It is the policy position of NSWIC that river systems must be managed most efficiently to minimise operational losses and maintain reliability and accessibility to all water users, whilst respecting the physical capacity and needs of the river system.
Deliverability refers to the ability for water to be physically delivered to the water user, relating to the channel capacity of river systems and constraints within the system.
Deliverability issues arise as a result of increasing downstream demand (from growing irrigation developments, and large parcels of environmental water delivery), and a declining capacity of the river (siltation, erosion, etc.).
Whilst a state-wide matter, the most prominent example is the deliverability challenges regarding the Barmah-Millewa Choke on the Murray River.
The consequence for irrigation farmers is a risk to both the reliability of water entitlements, and risk to the accessibility of allocations. The risk to reliability is a result of substantial losses in the system reducing the total water balance; and the risk to accessibility is a result of the physical capacity of the system to deliver desired volumes of water.
NSWIC advocates for deliverability challenges to be addressed, based on key principles of ensuring the property rights of water users are protected (water availability, accessibility, and reliability); no negative unmitigated third-party impacts (including for the environment); delivery shortfall risks are to be borne by new developers; be agnostic to (not discriminate between) agricultural industries; seek to minimise operational losses – with delivery of productive water not being overbank; and to recognise and account for the environmental benefits from the delivery of productive water – amongst many others.
NSWIC is of the position that water delivery must operate within the ecosystem and hydrological limits of the physical natural river system.

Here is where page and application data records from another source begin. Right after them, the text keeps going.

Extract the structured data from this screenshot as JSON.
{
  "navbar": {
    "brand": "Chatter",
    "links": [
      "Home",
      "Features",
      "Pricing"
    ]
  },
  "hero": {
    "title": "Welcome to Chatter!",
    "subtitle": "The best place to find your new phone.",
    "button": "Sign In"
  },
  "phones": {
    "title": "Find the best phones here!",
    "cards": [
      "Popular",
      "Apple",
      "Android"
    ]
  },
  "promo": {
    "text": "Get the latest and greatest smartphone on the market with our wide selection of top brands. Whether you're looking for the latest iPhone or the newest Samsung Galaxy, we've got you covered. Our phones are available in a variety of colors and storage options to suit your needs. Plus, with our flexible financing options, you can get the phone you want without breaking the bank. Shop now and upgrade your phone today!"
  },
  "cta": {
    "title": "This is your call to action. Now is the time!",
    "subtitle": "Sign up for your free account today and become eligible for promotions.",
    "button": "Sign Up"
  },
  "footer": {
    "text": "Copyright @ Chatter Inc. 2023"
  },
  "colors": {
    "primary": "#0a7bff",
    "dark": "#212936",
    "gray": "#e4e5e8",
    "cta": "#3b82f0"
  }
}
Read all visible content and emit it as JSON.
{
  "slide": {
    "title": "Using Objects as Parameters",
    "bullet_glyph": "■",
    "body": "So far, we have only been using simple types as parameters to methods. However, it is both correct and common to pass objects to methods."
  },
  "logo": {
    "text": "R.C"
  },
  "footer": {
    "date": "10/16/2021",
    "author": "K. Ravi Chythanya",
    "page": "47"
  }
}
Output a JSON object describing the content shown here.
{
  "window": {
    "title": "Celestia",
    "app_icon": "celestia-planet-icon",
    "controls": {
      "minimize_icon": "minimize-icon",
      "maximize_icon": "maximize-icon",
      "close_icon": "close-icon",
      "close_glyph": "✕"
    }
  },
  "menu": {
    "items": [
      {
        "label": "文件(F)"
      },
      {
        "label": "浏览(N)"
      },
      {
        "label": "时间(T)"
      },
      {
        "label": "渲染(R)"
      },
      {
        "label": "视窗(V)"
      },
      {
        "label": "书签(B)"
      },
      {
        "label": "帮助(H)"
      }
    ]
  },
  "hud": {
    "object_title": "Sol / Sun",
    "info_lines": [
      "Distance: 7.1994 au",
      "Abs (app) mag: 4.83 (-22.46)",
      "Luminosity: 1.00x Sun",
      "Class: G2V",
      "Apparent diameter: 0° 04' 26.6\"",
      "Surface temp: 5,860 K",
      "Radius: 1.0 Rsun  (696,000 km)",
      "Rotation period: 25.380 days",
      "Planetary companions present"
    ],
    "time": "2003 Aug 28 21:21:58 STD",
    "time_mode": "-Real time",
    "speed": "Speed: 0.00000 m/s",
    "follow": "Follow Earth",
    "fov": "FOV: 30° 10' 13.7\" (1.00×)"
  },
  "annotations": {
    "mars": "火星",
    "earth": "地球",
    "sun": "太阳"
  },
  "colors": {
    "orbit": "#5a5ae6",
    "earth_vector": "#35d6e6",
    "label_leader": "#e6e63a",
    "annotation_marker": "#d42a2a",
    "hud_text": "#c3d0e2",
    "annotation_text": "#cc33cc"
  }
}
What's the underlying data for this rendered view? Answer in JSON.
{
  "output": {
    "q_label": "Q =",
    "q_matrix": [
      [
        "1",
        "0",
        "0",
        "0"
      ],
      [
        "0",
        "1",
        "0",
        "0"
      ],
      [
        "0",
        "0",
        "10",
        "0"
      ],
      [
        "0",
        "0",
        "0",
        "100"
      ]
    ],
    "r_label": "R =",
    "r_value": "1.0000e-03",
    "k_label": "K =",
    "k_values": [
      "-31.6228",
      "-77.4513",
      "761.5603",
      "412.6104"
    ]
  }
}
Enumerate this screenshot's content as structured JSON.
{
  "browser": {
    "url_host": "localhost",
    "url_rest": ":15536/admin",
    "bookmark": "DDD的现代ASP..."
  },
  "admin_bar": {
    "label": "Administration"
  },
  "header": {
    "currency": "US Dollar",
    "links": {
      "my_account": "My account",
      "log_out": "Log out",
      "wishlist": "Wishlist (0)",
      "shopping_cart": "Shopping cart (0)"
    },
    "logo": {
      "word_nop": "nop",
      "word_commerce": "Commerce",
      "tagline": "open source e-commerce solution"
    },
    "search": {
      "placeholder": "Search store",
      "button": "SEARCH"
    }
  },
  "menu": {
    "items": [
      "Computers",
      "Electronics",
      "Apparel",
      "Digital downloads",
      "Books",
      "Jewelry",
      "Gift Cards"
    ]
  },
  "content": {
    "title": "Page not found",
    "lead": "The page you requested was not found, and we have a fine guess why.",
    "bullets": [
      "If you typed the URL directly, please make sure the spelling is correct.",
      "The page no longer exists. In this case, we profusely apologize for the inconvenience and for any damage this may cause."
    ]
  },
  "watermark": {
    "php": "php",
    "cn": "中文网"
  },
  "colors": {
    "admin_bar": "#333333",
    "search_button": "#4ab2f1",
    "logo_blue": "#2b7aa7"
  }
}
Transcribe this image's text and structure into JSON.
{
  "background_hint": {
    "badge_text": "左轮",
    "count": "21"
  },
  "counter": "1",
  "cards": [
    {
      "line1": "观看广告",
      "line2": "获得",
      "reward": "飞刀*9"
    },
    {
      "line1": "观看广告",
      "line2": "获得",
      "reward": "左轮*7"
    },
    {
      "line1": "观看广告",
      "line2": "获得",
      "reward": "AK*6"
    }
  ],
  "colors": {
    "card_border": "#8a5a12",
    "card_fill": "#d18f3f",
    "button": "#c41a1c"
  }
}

While our rivers are ‘working rivers’, the natural environment must be at all times respected and prioritised in applying a market mechanism.